_What the task asks:_ In the data below, locate each line with the word "Ctrl" and list it.

_Records:_
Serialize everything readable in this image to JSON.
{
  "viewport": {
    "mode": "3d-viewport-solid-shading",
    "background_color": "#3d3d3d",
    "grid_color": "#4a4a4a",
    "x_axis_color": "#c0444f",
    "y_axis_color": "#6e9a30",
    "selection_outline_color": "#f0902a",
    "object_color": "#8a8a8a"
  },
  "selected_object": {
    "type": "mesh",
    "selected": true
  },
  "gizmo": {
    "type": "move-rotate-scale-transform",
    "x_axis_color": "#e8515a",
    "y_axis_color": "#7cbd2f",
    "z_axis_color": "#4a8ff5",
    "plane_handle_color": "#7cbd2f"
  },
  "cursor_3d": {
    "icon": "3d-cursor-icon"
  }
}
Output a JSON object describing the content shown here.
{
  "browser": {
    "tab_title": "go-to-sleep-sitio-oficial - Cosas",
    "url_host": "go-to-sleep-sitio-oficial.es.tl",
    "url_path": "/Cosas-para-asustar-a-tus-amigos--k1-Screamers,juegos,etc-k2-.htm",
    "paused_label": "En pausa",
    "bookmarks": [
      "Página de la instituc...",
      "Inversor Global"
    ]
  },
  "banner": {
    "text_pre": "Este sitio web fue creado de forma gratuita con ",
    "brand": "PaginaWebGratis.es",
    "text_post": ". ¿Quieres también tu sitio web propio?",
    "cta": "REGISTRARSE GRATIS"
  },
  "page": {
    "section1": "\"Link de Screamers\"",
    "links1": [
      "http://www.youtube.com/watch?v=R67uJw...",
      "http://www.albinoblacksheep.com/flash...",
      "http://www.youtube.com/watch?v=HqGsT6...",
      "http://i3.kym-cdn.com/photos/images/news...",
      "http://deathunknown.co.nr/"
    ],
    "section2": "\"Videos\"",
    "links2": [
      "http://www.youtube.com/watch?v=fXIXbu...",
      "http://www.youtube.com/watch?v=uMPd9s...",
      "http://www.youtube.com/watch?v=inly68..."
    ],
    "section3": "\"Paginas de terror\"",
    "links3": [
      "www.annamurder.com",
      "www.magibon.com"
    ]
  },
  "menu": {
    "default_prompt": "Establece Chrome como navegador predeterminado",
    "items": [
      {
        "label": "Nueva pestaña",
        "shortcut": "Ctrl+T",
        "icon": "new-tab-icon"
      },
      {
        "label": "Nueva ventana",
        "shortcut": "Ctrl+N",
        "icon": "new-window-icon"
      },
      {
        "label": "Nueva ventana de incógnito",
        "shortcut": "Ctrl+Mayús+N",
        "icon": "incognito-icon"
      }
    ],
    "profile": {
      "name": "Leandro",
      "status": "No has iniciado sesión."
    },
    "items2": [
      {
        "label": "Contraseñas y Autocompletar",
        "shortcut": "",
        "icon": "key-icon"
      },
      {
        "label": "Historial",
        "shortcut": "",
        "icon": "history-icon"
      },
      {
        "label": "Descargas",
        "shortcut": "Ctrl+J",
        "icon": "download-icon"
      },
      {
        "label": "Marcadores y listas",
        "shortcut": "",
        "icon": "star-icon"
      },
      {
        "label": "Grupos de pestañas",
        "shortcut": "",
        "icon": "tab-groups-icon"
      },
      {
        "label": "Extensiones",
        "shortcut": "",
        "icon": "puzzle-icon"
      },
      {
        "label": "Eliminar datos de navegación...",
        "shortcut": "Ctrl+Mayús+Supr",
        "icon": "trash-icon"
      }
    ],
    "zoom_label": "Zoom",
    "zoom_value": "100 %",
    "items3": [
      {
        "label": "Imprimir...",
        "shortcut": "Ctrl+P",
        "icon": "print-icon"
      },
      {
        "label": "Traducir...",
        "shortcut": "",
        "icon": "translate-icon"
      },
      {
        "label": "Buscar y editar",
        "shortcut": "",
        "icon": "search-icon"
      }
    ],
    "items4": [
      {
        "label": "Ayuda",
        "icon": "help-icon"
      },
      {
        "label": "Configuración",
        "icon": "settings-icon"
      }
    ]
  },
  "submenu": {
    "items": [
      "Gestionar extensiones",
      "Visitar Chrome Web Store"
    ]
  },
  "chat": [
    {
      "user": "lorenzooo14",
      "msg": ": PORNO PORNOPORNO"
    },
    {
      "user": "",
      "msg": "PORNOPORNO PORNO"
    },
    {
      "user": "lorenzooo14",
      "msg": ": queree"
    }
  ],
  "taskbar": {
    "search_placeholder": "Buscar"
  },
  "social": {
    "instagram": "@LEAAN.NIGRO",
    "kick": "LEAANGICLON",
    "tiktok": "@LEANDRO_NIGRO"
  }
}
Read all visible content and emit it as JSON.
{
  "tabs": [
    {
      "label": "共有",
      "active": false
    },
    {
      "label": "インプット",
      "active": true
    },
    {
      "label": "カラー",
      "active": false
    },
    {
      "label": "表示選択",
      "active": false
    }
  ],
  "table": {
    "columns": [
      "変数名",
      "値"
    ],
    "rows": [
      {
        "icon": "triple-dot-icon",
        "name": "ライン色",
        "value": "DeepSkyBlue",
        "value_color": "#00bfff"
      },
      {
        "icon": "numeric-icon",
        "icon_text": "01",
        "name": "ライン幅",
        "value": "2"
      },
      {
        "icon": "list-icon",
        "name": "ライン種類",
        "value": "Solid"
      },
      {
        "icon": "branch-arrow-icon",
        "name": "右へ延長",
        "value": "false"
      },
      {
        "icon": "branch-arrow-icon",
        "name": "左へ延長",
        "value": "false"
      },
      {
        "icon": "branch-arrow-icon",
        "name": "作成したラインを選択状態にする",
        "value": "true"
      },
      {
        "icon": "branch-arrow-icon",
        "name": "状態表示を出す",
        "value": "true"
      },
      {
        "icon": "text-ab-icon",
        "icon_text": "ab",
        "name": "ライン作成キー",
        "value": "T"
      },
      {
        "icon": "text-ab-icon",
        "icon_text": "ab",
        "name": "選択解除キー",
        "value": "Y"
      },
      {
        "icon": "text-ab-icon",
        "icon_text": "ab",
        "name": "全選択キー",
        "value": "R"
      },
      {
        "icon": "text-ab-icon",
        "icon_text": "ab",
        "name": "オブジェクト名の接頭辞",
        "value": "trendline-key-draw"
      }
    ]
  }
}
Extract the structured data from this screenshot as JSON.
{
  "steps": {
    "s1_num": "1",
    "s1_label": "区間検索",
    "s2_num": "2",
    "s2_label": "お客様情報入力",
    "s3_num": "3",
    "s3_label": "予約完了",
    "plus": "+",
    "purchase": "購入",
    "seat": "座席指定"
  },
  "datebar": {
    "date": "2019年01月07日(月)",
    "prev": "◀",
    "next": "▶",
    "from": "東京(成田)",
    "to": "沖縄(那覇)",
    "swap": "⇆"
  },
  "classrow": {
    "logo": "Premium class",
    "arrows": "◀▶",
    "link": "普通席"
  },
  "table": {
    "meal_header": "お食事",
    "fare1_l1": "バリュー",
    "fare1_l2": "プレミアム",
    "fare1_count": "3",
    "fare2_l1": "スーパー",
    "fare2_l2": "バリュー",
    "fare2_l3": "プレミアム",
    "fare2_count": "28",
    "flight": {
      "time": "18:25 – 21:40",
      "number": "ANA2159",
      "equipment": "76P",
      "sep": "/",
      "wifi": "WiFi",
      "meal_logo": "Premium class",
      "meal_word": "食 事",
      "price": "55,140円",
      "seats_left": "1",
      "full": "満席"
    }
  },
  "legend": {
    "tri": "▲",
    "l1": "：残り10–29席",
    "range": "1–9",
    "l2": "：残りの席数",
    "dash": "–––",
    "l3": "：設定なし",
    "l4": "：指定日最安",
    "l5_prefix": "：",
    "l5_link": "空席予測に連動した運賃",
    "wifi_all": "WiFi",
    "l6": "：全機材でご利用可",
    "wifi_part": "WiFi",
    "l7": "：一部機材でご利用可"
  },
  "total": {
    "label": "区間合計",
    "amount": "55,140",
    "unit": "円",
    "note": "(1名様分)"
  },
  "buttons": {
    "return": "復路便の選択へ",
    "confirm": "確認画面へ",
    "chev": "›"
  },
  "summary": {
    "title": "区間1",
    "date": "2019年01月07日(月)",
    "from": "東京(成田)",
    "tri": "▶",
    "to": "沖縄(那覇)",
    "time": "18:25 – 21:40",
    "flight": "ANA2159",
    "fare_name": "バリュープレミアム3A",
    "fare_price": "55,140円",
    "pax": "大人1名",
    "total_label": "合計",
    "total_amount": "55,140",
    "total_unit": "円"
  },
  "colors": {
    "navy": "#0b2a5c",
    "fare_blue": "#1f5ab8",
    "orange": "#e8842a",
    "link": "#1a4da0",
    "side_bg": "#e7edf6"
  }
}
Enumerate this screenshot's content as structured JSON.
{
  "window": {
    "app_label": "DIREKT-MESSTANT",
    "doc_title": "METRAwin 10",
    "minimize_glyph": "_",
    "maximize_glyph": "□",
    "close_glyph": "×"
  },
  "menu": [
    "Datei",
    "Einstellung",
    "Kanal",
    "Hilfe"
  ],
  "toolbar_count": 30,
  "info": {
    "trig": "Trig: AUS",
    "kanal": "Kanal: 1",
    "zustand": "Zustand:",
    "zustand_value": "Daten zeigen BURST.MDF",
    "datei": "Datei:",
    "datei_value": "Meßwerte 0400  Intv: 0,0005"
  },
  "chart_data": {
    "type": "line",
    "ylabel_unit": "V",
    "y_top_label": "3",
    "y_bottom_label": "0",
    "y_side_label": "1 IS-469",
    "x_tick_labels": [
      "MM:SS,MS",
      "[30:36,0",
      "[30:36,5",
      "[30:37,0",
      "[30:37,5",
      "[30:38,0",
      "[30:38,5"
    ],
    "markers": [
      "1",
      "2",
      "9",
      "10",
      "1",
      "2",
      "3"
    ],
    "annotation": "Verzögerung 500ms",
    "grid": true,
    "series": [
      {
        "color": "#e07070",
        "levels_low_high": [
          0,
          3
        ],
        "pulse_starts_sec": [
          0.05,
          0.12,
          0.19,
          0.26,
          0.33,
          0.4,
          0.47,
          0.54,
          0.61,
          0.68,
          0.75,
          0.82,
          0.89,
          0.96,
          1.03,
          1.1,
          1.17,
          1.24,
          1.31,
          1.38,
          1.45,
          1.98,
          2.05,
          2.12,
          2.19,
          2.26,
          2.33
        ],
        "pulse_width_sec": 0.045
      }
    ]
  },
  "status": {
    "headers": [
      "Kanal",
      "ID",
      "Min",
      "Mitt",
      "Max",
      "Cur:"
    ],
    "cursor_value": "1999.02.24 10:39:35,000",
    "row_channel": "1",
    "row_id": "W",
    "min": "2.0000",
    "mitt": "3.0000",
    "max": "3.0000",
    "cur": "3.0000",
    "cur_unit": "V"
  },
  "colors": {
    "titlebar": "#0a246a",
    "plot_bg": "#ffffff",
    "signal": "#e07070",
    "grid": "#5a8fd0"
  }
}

_Result of this task:_
        "shortcut": "Ctrl+T",
        "shortcut": "Ctrl+N",
        "shortcut": "Ctrl+Mayús+N",
        "shortcut": "Ctrl+J",
        "shortcut": "Ctrl+Mayús+Supr",
        "shortcut": "Ctrl+P",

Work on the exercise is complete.